She promised to ‘renew the British dream for a new generation of young people” who feel they have been locked out of economic progress.’
She said: ‘We did not get the victory we wanted because our national campaign fell short.
‘It was too scripted. Too presidential.
‘And it allowed the Labour Party to paint us as the voice of continuity when the public wanted to hear a message of change.
‘I hold my hands up for that. I take responsibility. I led the campaign. And I am sorry.’
Mental health act review
Mrs May announced that an expert will lead a review of the Mental Health Act to tackle injustice and discrimination in the system.
She said Professor Sir Simon Wessely would review the legislation to address ‘widespread concern’ that the act is open to misuse.
‘Detention rates under the Mental Health Act are too high,’ she told the Manchester crowd.
The lack of progress in the Brexit talks received a mention, with Mrs May insisting that she was ‘confident we will find a deal that works for Britain and Europe too’ and would usher in ‘a global Britain that stands tall in the world’.
And she explicitly stated that the Government was preparing for the possibility that no deal will be reached.

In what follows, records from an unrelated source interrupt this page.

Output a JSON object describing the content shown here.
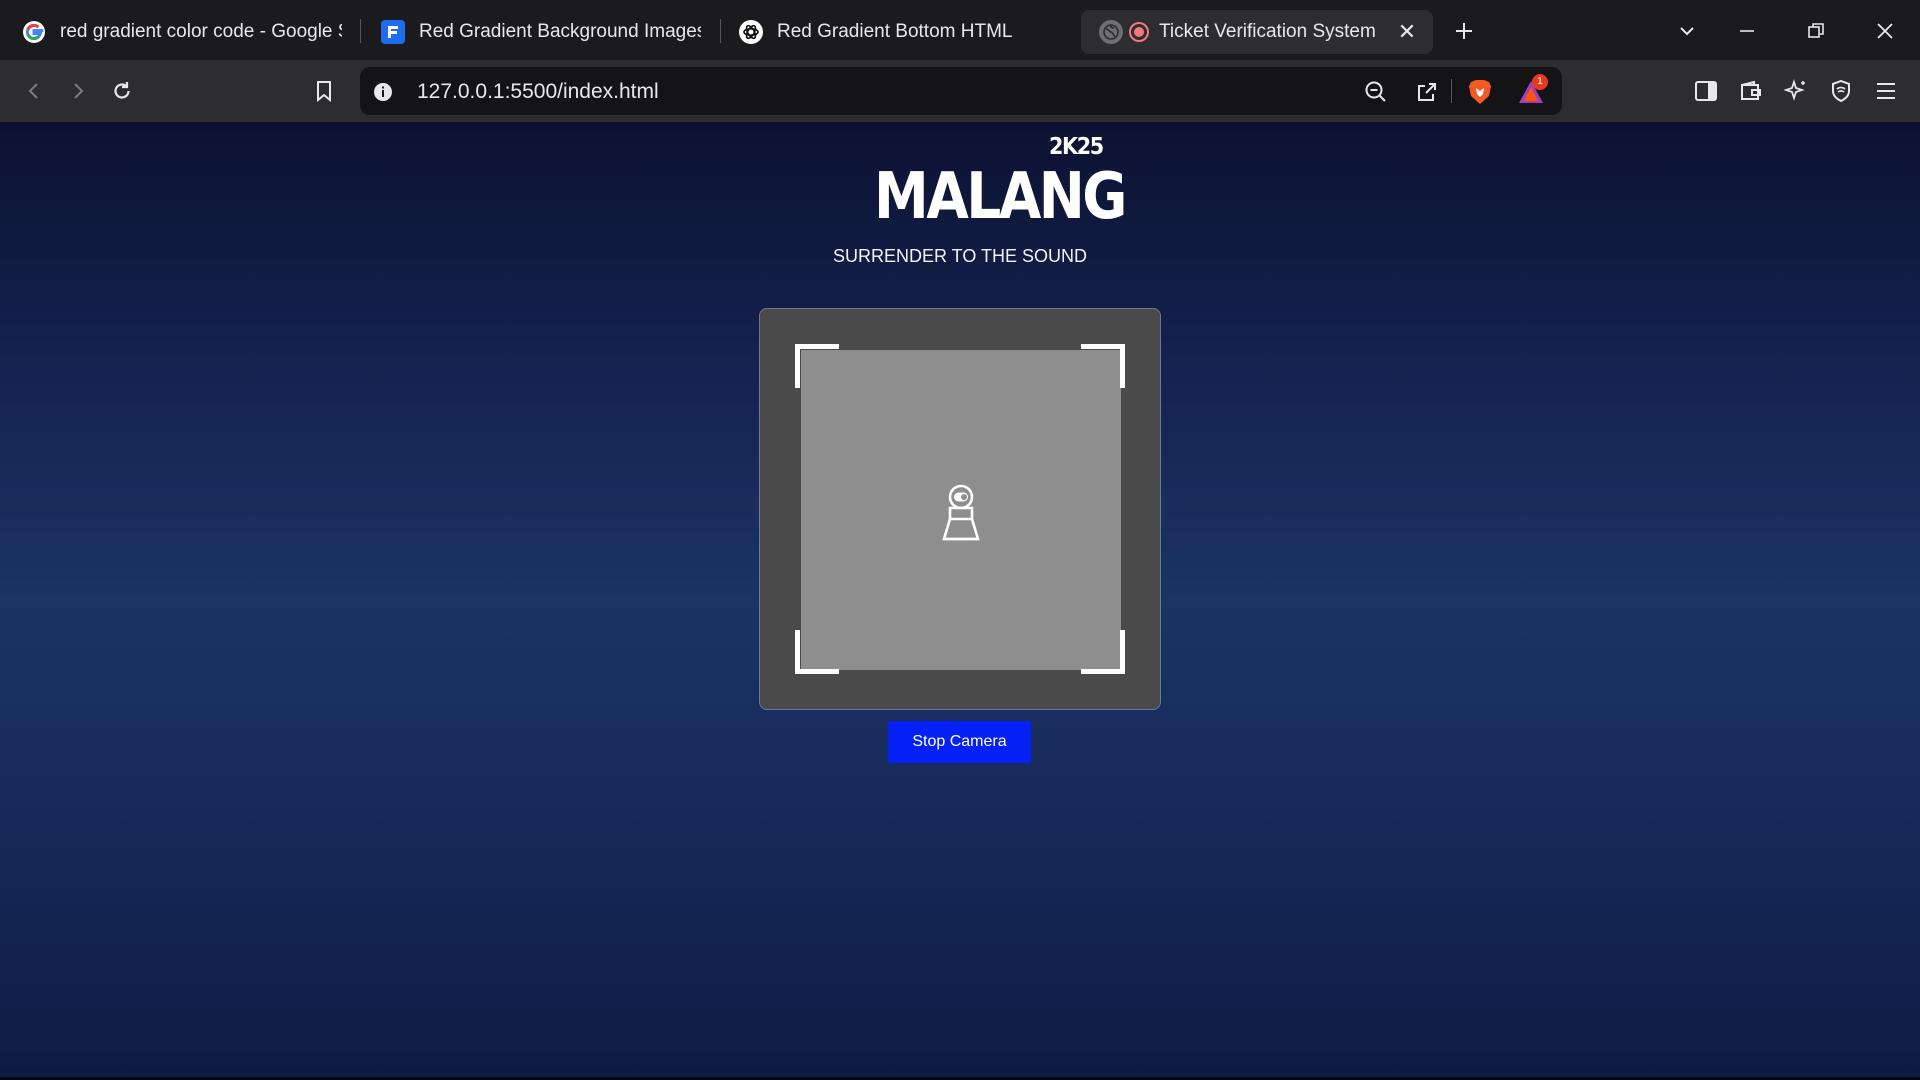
{
  "browser": {
    "tabs": [
      {
        "title": "red gradient color code - Google Se",
        "favicon": "google-icon",
        "active": false
      },
      {
        "title": "Red Gradient Background Images -",
        "favicon": "freepik-icon",
        "active": false
      },
      {
        "title": "Red Gradient Bottom HTML",
        "favicon": "chatgpt-icon",
        "active": false
      },
      {
        "title": "Ticket Verification System",
        "favicon": "globe-icon",
        "active": true,
        "recording": true
      }
    ],
    "url": "127.0.0.1:5500/index.html",
    "notification_count": "1"
  },
  "page": {
    "brand_year": "2K25",
    "brand_title": "MALANG",
    "tagline": "SURRENDER TO THE SOUND",
    "scanner_state": "camera-placeholder",
    "stop_button_label": "Stop Camera"
  },
  "colors": {
    "button_bg": "#0521f5",
    "scanner_frame": "#4a4a4a",
    "viewport": "#8e8e8e",
    "page_gradient_top": "#0c1232",
    "page_gradient_mid": "#1c3364"
  }
}
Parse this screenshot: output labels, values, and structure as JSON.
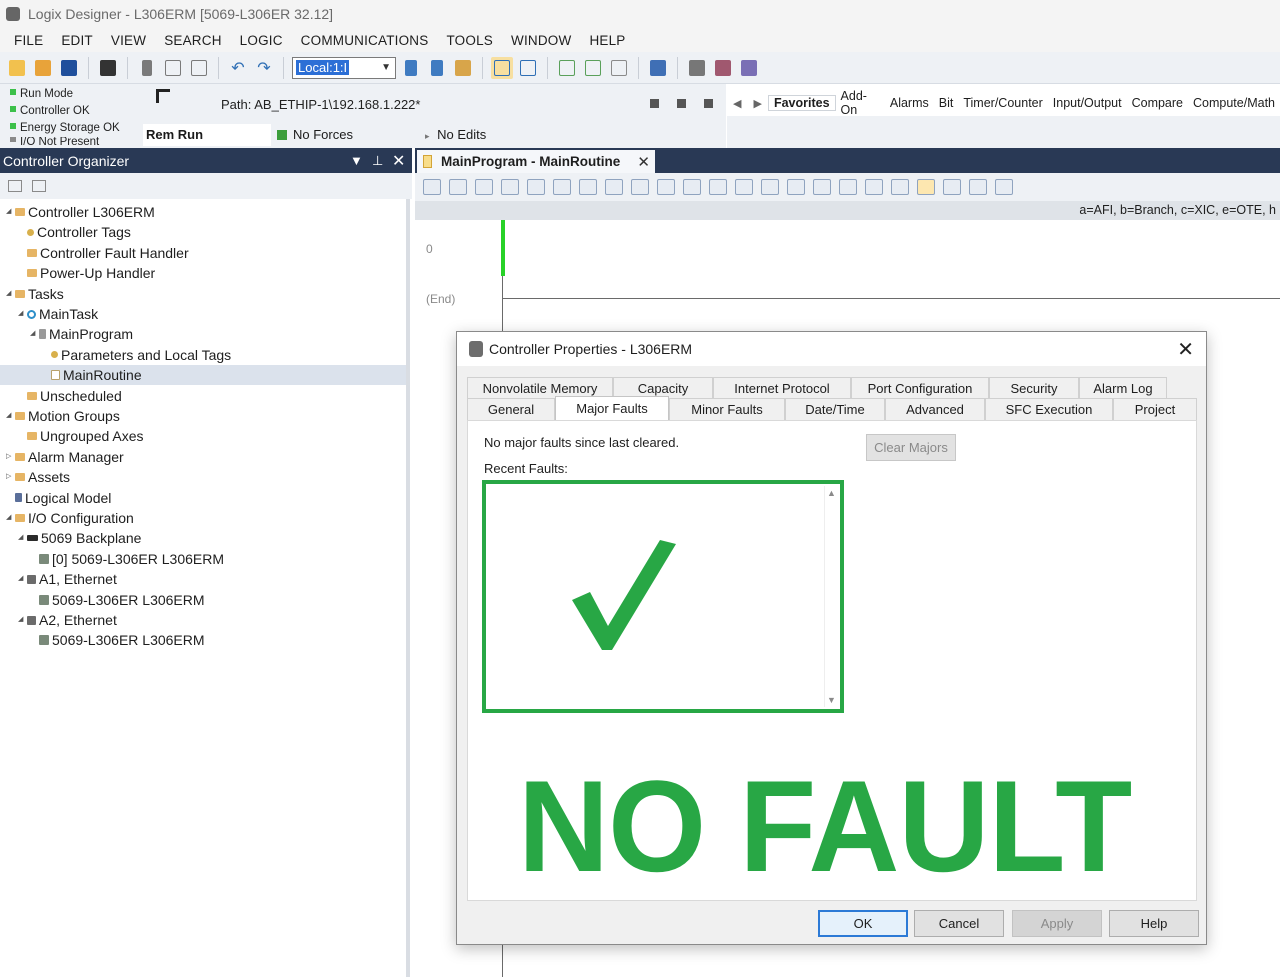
{
  "window": {
    "title": "Logix Designer - L306ERM [5069-L306ER 32.12]"
  },
  "menu": [
    "FILE",
    "EDIT",
    "VIEW",
    "SEARCH",
    "LOGIC",
    "COMMUNICATIONS",
    "TOOLS",
    "WINDOW",
    "HELP"
  ],
  "toolbar": {
    "path_combo_value": "Local:1:I",
    "icons": [
      "new-icon",
      "open-icon",
      "save-icon",
      "print-icon",
      "cut-icon",
      "copy-icon",
      "paste-icon",
      "undo-icon",
      "redo-icon"
    ]
  },
  "status": {
    "lines": [
      "Run Mode",
      "Controller OK",
      "Energy Storage OK",
      "I/O Not Present"
    ],
    "path": "Path: AB_ETHIP-1\\192.168.1.222*",
    "mode": "Rem Run",
    "forces": "No Forces",
    "edits": "No Edits"
  },
  "instruction_tabs": [
    "Favorites",
    "Add-On",
    "Alarms",
    "Bit",
    "Timer/Counter",
    "Input/Output",
    "Compare",
    "Compute/Math"
  ],
  "organizer": {
    "title": "Controller Organizer",
    "tree": [
      {
        "label": "Controller L306ERM",
        "indent": 0,
        "exp": "◢",
        "icon": "folder"
      },
      {
        "label": "Controller Tags",
        "indent": 1,
        "exp": "",
        "icon": "tag"
      },
      {
        "label": "Controller Fault Handler",
        "indent": 1,
        "exp": "",
        "icon": "folder"
      },
      {
        "label": "Power-Up Handler",
        "indent": 1,
        "exp": "",
        "icon": "folder"
      },
      {
        "label": "Tasks",
        "indent": 0,
        "exp": "◢",
        "icon": "folder"
      },
      {
        "label": "MainTask",
        "indent": 1,
        "exp": "◢",
        "icon": "task"
      },
      {
        "label": "MainProgram",
        "indent": 2,
        "exp": "◢",
        "icon": "prog"
      },
      {
        "label": "Parameters and Local Tags",
        "indent": 3,
        "exp": "",
        "icon": "tag"
      },
      {
        "label": "MainRoutine",
        "indent": 3,
        "exp": "",
        "icon": "routine",
        "selected": true
      },
      {
        "label": "Unscheduled",
        "indent": 1,
        "exp": "",
        "icon": "folder"
      },
      {
        "label": "Motion Groups",
        "indent": 0,
        "exp": "◢",
        "icon": "folder"
      },
      {
        "label": "Ungrouped Axes",
        "indent": 1,
        "exp": "",
        "icon": "folder"
      },
      {
        "label": "Alarm Manager",
        "indent": 0,
        "exp": "▷",
        "icon": "folder"
      },
      {
        "label": "Assets",
        "indent": 0,
        "exp": "▷",
        "icon": "folder"
      },
      {
        "label": "Logical Model",
        "indent": 0,
        "exp": "",
        "icon": "logic"
      },
      {
        "label": "I/O Configuration",
        "indent": 0,
        "exp": "◢",
        "icon": "folder"
      },
      {
        "label": "5069 Backplane",
        "indent": 1,
        "exp": "◢",
        "icon": "backplane"
      },
      {
        "label": "[0] 5069-L306ER L306ERM",
        "indent": 2,
        "exp": "",
        "icon": "module"
      },
      {
        "label": "A1, Ethernet",
        "indent": 1,
        "exp": "◢",
        "icon": "net"
      },
      {
        "label": "5069-L306ER L306ERM",
        "indent": 2,
        "exp": "",
        "icon": "module"
      },
      {
        "label": "A2, Ethernet",
        "indent": 1,
        "exp": "◢",
        "icon": "net"
      },
      {
        "label": "5069-L306ER L306ERM",
        "indent": 2,
        "exp": "",
        "icon": "module"
      }
    ]
  },
  "editor": {
    "tab_title": "MainProgram - MainRoutine",
    "mnemonic_hint": "a=AFI, b=Branch, c=XIC, e=OTE, h",
    "rung_number": "0",
    "end_label": "(End)"
  },
  "dialog": {
    "title": "Controller Properties - L306ERM",
    "tabs_row1": [
      "Nonvolatile Memory",
      "Capacity",
      "Internet Protocol",
      "Port Configuration",
      "Security",
      "Alarm Log"
    ],
    "tabs_row2": [
      "General",
      "Major Faults",
      "Minor Faults",
      "Date/Time",
      "Advanced",
      "SFC Execution",
      "Project"
    ],
    "active_tab": "Major Faults",
    "no_faults_message": "No major faults since last cleared.",
    "clear_button": "Clear Majors",
    "recent_faults_label": "Recent Faults:",
    "banner": "NO FAULT",
    "buttons": {
      "ok": "OK",
      "cancel": "Cancel",
      "apply": "Apply",
      "help": "Help"
    },
    "colors": {
      "ok_green": "#28a745"
    }
  }
}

In an olive branch to critics of her refusal unilaterally to offer EU citizens in the UK the right to stay, she sent a message to the three million EU expats living in Britain: ‘We want you to stay.’